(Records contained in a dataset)
== Segment start ==

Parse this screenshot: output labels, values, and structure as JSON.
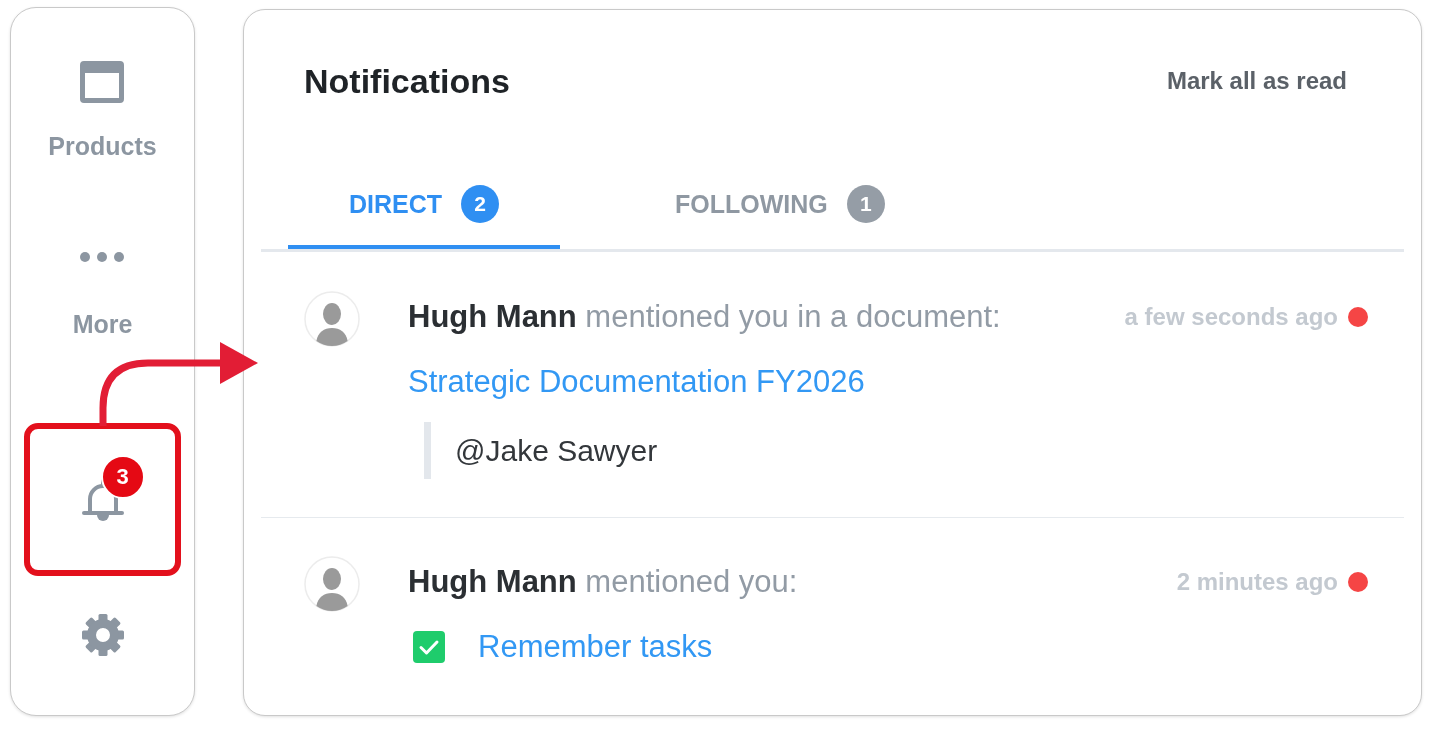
{
  "sidebar": {
    "items": [
      {
        "kind": "products",
        "label": "Products",
        "highlighted": false
      },
      {
        "kind": "more",
        "label": "More",
        "highlighted": false
      },
      {
        "kind": "notifications",
        "badge": "3",
        "highlighted": true
      },
      {
        "kind": "settings",
        "highlighted": false
      }
    ]
  },
  "header": {
    "title": "Notifications",
    "action": "Mark all as read"
  },
  "tabs": [
    {
      "label": "DIRECT",
      "count": "2",
      "selected": true
    },
    {
      "label": "FOLLOWING",
      "count": "1",
      "selected": false
    }
  ],
  "notifications": [
    {
      "kind": "document",
      "text": "**Hugh Mann** mentioned you in a document:",
      "time": "a few seconds ago",
      "unread": true,
      "link": "Strategic Documentation FY2026",
      "quote": "@Jake Sawyer"
    },
    {
      "kind": "task",
      "text": "**Hugh Mann** mentioned you:",
      "time": "2 minutes ago",
      "unread": true,
      "task": {
        "label": "Remember tasks",
        "checked": true
      }
    }
  ]
}
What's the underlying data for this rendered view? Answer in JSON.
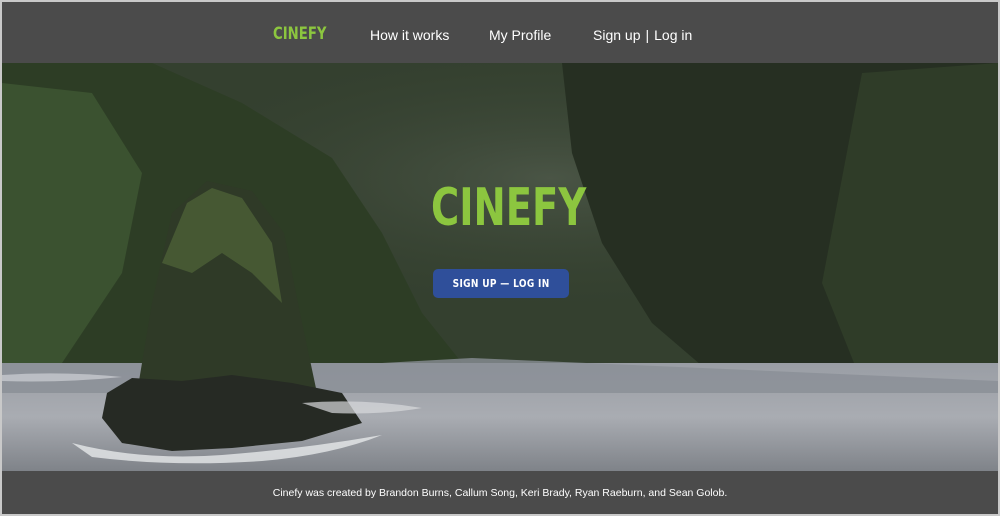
{
  "colors": {
    "brand": "#8cc63f",
    "nav_background": "#4b4b4b",
    "button_background": "#2f4f9a",
    "text": "#ffffff"
  },
  "nav": {
    "brand": "CINEFY",
    "links": {
      "how_it_works": "How it works",
      "my_profile": "My Profile",
      "sign_up": "Sign up",
      "separator": "|",
      "log_in": "Log in"
    }
  },
  "hero": {
    "title": "CINEFY",
    "button_label": "SIGN UP — LOG IN",
    "background_image": "coastal cliffs with sea stack"
  },
  "footer": {
    "credits": "Cinefy was created by Brandon Burns, Callum Song, Keri Brady, Ryan Raeburn, and Sean Golob."
  }
}
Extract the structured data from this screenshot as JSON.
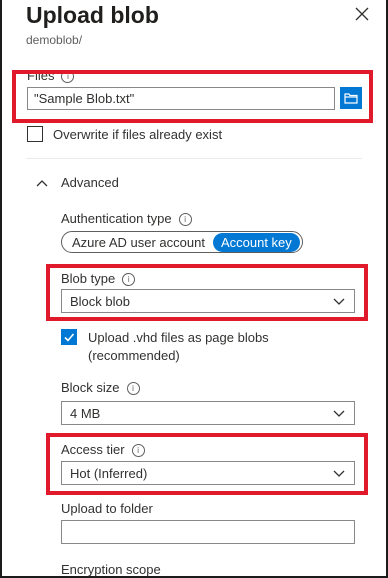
{
  "header": {
    "title": "Upload blob",
    "subtitle": "demoblob/"
  },
  "files": {
    "label": "Files",
    "value": "\"Sample Blob.txt\""
  },
  "overwrite": {
    "label": "Overwrite if files already exist",
    "checked": false
  },
  "advanced": {
    "label": "Advanced",
    "expanded": true
  },
  "auth": {
    "label": "Authentication type",
    "options": [
      "Azure AD user account",
      "Account key"
    ],
    "selected": "Account key"
  },
  "blob_type": {
    "label": "Blob type",
    "value": "Block blob"
  },
  "vhd": {
    "label_line1": "Upload .vhd files as page blobs",
    "label_line2": "(recommended)",
    "checked": true
  },
  "block_size": {
    "label": "Block size",
    "value": "4 MB"
  },
  "access_tier": {
    "label": "Access tier",
    "value": "Hot (Inferred)"
  },
  "upload_folder": {
    "label": "Upload to folder",
    "value": ""
  },
  "encryption": {
    "label": "Encryption scope"
  },
  "colors": {
    "accent": "#0078d4",
    "highlight": "#e01a2b"
  }
}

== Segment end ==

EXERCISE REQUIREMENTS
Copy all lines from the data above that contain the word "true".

TASK SOLUTION
        "highlighted": true
      "selected": true
      "unread": true,
      "unread": true,
        "checked": true
    "expanded": true
    "checked": true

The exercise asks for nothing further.